By DIANE GASPER-O'BRIEN

dobrien@dailynews.net

David Spady and Sarah Polifka have survived a tough several months in 2012. Both their fathers died within a four-month span of each other last spring and summer.

But the Hays couple is looking forward to Christmas -- and the new year -- with a renewed vigor.

Spady and Polifka have re-opened Chestnut Street Kitchens at 1310 Main, a store David's dad ran in conjunction with his floral business, Dwayne's Designs, next door to the south.

If genetics have anything to do with it, Hays can count on a new successful business downtown.

Spady is the son of popular longtime Hays florist Dwayne Spady, who died in May while delivering flowers to a funeral. Polifka is the daughter of Frank Polifka, who died in August after a short bout with cancer.

Frank Polifka, a successful local farmer, patented the Windhexe, or tornado in a can -- an upside-down cone with an air force that creates a "tornado in a can" that pulverizes into a fine powder whatever you put into it.

So it's no wonder his youngest daughter said, "I always like a challenge."

When Dwayne Spady died, no one in the family had interest in keeping open his floral business.

"Dwayne's Designs wasn't anything without Dwayne," Polifka said.

While the family was trying to finalize the closing of Dwayne's Designs after his death, the couple came up with the idea to at least keep open Chestnut Street Kitchens.

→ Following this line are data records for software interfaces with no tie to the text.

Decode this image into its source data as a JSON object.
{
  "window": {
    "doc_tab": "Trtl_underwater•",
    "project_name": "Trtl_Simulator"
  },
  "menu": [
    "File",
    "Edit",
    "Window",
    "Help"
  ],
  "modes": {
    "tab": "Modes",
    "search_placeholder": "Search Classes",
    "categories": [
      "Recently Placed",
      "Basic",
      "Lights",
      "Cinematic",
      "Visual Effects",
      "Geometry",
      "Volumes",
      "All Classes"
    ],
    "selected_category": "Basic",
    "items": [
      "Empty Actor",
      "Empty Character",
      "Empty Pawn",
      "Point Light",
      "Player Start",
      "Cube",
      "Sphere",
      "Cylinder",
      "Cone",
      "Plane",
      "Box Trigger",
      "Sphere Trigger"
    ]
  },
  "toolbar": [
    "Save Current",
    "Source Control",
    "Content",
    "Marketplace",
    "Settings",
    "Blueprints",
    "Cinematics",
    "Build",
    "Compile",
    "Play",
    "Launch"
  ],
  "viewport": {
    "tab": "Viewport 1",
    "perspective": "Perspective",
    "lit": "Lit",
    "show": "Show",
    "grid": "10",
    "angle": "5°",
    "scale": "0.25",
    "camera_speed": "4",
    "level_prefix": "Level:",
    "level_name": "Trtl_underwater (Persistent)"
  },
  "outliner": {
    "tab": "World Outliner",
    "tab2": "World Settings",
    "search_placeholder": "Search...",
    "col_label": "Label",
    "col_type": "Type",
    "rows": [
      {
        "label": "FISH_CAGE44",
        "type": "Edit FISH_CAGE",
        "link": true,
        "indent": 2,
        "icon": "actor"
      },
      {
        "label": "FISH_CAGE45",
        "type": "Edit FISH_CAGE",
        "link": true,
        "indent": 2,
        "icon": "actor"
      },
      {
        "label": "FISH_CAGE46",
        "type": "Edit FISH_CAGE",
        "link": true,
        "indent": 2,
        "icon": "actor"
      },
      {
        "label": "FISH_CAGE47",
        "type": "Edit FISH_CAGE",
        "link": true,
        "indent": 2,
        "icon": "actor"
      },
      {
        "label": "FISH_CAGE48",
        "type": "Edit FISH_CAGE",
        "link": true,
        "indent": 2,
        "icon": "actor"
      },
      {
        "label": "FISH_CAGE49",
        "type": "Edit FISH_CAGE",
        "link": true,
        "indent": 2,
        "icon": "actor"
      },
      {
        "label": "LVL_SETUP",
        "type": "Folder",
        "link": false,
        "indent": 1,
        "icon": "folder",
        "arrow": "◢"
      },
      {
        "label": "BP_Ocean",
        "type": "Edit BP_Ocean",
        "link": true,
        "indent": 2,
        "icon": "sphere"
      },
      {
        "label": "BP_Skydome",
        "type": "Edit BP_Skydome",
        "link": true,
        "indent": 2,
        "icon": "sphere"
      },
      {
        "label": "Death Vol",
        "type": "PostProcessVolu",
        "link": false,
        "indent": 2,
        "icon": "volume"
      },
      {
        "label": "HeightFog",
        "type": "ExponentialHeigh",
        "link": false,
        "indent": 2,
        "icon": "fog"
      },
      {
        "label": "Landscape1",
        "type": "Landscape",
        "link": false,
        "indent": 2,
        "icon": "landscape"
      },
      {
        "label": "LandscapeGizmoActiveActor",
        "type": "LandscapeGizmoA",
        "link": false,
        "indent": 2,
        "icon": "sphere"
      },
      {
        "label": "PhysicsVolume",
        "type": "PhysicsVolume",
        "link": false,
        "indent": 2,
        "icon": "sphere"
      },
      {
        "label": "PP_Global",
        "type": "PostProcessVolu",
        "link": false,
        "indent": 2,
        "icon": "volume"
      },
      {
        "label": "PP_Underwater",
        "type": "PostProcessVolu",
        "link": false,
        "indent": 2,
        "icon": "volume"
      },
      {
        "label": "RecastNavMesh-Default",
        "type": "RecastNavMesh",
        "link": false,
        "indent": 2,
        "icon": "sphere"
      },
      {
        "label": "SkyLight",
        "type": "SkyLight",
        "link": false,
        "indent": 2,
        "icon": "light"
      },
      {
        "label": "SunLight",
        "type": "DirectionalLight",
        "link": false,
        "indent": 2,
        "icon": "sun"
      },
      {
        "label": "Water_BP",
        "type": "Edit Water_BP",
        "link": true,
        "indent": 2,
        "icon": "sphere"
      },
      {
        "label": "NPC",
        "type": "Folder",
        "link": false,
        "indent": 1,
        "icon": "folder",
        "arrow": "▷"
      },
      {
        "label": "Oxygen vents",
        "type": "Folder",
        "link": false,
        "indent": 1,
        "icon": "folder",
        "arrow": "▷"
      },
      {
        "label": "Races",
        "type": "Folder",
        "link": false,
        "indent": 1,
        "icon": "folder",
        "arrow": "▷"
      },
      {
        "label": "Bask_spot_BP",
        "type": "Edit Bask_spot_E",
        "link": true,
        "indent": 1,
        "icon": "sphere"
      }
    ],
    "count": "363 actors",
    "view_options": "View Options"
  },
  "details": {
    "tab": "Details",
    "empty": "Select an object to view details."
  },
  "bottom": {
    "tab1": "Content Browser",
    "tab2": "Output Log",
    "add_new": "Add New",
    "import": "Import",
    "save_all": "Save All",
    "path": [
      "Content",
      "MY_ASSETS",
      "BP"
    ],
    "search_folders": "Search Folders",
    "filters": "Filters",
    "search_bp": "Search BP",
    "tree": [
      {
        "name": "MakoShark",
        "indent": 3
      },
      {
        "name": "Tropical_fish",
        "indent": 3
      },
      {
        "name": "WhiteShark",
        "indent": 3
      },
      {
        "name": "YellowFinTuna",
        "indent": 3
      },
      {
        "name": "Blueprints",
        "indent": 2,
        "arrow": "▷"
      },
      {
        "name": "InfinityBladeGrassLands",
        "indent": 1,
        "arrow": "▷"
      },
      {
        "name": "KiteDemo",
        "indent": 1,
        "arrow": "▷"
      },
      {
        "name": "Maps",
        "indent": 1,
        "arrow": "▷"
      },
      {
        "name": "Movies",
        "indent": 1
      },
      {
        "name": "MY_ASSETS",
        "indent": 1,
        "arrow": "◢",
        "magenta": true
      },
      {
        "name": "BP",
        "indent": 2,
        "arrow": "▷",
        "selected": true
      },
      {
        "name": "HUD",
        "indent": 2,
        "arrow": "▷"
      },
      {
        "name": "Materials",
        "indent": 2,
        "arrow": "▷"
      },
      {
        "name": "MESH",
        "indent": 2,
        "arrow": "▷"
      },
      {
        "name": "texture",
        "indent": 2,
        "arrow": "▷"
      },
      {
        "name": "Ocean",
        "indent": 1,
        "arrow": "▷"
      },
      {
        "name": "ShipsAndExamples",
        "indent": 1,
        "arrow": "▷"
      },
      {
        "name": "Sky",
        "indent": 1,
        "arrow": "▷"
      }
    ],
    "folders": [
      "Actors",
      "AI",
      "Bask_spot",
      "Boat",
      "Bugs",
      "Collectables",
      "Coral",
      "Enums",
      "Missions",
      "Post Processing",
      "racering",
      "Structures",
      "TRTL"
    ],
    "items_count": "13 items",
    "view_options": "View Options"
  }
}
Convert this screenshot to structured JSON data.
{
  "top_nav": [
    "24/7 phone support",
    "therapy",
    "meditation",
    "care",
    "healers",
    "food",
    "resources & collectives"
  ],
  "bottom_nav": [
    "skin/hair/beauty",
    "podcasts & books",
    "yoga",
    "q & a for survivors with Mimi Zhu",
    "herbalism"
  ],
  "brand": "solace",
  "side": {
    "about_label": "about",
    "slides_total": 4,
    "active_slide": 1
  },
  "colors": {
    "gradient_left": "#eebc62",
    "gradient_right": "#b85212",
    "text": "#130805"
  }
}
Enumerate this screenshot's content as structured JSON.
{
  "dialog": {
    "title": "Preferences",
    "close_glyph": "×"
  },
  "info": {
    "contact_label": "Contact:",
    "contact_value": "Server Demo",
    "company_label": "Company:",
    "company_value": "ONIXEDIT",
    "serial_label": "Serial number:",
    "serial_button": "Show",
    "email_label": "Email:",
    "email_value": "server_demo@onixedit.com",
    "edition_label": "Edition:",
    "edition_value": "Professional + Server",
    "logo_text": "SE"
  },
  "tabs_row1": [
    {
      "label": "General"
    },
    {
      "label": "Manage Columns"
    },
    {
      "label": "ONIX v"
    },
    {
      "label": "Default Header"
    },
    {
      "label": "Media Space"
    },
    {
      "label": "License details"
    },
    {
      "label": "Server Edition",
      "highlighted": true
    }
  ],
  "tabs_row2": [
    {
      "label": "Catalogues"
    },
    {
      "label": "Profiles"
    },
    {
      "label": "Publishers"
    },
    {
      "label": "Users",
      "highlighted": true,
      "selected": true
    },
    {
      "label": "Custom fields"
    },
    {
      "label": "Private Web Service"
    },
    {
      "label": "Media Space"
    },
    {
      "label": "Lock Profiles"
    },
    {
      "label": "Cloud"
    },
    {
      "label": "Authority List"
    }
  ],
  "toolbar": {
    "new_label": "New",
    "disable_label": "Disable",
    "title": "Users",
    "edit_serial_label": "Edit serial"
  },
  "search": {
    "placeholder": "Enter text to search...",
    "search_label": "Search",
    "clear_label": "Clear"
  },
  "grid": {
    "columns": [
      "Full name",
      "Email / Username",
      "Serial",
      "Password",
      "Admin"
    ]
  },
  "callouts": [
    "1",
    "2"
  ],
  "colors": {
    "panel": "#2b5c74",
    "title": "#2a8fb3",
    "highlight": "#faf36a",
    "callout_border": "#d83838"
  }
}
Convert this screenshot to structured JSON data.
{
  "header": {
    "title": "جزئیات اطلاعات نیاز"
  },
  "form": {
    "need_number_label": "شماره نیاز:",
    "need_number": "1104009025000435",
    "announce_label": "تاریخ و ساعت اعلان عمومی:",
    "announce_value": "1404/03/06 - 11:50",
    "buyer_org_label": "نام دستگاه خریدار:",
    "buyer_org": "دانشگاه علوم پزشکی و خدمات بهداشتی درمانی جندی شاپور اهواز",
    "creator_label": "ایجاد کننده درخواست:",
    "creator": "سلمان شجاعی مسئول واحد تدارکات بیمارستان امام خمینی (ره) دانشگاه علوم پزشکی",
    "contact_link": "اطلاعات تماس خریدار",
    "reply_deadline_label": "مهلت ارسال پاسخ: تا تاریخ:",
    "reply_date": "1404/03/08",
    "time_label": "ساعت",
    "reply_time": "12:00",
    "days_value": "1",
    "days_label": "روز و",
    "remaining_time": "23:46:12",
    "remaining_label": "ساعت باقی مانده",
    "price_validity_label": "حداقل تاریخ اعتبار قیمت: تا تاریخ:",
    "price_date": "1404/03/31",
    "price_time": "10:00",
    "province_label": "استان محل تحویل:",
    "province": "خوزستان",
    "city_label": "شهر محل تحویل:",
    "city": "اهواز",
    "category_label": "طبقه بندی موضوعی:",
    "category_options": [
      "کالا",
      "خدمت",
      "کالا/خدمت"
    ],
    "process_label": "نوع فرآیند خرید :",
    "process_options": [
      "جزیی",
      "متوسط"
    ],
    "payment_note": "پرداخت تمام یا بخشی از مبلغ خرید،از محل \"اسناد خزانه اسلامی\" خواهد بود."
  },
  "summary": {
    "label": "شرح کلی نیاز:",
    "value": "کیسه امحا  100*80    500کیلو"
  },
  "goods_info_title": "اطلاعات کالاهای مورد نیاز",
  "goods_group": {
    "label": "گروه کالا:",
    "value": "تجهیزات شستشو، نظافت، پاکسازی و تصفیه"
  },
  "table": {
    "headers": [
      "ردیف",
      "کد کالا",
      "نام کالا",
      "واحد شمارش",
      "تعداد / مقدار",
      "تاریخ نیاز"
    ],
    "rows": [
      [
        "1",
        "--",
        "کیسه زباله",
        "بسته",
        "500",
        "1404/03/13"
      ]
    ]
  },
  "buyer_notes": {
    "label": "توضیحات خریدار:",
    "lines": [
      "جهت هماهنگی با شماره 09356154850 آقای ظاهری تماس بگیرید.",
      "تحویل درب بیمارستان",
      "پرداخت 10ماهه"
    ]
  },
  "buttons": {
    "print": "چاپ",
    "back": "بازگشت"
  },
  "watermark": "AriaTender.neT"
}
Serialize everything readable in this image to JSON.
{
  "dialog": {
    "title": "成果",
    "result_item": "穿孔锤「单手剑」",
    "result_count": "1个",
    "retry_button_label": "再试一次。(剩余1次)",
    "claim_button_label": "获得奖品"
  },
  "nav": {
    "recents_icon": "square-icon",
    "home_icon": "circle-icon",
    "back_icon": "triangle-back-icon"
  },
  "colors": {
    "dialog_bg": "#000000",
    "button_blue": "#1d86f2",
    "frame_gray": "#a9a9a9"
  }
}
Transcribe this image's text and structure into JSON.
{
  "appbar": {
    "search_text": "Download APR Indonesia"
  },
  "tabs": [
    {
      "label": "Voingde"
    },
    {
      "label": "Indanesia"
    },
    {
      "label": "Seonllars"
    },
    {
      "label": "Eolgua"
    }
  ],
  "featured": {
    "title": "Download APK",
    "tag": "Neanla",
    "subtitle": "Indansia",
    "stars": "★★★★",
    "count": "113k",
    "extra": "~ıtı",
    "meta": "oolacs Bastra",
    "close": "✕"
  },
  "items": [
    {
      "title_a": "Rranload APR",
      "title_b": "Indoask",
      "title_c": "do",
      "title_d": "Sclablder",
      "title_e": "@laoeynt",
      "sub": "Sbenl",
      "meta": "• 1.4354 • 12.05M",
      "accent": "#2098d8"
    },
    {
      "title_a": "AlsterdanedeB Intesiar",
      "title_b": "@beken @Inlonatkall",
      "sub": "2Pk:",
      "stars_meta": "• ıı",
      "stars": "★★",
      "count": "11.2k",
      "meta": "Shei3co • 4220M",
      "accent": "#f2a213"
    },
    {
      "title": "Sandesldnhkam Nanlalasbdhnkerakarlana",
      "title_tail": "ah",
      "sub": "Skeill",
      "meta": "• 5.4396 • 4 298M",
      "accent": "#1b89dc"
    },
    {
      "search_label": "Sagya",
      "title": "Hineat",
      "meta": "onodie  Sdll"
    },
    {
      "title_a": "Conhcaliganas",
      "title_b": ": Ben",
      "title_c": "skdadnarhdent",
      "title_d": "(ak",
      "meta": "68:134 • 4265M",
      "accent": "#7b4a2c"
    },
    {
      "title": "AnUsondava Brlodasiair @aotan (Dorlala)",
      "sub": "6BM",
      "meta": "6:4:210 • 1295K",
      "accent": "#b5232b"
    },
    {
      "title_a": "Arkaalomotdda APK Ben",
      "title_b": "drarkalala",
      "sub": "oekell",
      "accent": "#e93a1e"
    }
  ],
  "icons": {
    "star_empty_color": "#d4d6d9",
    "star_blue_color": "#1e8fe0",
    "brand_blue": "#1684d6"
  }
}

"It was a day thing, pretty spontaneous," Spady's youngest son said.

Dwayne Spady had opened his floral design business in downtown Hays in 1994 and later rented, then bought, a small building just to the north of his business.

That building started as a storage area that eventually evolved into a separate business that featured a line of gourmet foods and spices, drinks such as teas and coffees, as well as salsa and dips, some cookware and other kitchenware-type products.

Spady is inventory manager at Lang Diesel in Hays, so Polifka handles most of the face-to-face customer business.

She works downtown six days a week, working around her schedule at Applebee's, where she handles three shifts a week as a bartender.

While they decided to keep the same name, Chestnut Street Kitchens has taken on a new look with a vinyl hardwood-looking floor and fresh paint. Several of the fixtures are different, too, and the former ones have been painted.

"We redid all the fixtures to meet our style," Polifka said while grinding coffee beans for a customer on the spot recently.

The business still features many of the same lines as before, as well as new ones. There are salsa and dips, in addition to drink mixes and popcorn, bar soap and kitchen gadgets and even fresh chocolate truffles.

Chestnut Street Kitchens also now can exchange cartridges for SodaStream soda makers.

"We want it to be a one-stop kind of shop," Polifka said. "A place for any occasion."

With the exception of Sunday, when it is closed, the store opens every day at 10:30 a.m. It's open until 2:30 p.m. every day except Friday, when those hours are extended to 5:30.

While store hours are different than most businesses, Polifka said she tried to keep them as regular each day as she could along with working her other job. Besides, this is no regular downtown business.

It's definitely a gourmet shop; you don't come here for your groceries," she said. "For us, this is for fun, to keep open Dwayne's business."

"We just wanted to keep it alive," his son said.